Information given:
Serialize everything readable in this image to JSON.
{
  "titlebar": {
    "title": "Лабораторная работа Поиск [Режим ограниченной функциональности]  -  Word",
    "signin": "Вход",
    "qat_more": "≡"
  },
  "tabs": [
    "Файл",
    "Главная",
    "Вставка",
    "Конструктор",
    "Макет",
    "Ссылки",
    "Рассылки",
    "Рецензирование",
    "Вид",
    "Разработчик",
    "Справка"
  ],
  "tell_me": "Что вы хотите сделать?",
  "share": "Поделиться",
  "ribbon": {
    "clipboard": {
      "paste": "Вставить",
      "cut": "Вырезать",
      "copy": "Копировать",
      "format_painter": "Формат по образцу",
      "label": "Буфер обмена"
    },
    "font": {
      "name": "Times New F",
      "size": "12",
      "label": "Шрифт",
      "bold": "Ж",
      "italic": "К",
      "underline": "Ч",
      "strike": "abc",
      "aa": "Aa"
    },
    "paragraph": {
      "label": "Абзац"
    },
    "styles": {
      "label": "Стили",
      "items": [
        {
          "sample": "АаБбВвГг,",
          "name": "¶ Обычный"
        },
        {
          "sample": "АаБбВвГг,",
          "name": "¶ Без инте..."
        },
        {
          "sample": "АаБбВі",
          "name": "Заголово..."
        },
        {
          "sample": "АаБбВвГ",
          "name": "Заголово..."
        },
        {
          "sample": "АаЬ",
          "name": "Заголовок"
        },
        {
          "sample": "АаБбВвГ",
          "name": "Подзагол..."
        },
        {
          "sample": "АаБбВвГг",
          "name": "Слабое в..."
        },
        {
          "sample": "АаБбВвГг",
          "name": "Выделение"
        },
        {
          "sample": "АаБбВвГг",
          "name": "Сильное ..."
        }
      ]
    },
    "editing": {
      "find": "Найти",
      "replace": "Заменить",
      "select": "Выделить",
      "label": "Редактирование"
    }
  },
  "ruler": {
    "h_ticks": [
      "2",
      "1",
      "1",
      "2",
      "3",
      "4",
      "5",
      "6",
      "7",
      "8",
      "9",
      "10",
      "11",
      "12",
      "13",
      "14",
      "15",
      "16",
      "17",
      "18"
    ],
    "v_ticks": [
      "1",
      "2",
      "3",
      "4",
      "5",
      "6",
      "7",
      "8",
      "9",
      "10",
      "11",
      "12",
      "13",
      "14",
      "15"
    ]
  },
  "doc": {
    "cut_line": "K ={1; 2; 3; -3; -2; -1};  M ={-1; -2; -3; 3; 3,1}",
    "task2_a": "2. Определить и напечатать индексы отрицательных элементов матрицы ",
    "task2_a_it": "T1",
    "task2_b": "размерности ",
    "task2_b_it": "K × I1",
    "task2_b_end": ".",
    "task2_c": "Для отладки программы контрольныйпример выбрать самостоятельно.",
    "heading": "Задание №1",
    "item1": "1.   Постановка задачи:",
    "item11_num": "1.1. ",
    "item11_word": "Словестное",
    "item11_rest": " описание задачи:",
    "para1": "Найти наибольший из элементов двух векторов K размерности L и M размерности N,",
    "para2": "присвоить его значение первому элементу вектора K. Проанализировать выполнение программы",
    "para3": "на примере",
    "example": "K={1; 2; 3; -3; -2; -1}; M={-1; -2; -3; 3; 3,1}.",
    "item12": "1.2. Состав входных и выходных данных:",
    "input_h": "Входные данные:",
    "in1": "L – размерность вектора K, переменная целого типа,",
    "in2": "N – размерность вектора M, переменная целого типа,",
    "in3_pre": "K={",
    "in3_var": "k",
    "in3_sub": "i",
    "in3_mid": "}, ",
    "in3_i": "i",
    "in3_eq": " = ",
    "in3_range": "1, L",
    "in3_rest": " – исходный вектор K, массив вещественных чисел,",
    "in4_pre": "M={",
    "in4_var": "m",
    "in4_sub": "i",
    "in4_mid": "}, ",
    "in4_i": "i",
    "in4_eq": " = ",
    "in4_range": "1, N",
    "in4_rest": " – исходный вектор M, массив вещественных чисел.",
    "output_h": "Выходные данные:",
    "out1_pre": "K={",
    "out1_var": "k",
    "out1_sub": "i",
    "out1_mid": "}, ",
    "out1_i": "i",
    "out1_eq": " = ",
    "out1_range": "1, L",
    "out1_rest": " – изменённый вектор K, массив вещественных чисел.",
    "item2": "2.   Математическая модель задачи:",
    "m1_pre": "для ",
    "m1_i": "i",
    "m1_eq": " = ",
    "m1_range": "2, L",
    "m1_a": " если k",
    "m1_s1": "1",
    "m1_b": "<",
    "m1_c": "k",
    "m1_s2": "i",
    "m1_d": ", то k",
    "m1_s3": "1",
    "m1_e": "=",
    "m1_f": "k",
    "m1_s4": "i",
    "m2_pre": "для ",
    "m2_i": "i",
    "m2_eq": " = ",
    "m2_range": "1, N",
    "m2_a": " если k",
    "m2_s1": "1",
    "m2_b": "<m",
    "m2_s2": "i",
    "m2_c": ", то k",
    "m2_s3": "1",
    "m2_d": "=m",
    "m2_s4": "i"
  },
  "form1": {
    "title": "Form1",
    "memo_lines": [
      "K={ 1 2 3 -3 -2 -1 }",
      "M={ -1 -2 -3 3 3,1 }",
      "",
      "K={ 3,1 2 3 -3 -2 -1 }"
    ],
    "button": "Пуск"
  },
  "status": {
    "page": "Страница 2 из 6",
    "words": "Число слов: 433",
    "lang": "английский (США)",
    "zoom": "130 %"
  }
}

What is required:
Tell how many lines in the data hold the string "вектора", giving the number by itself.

Answer to this task:
3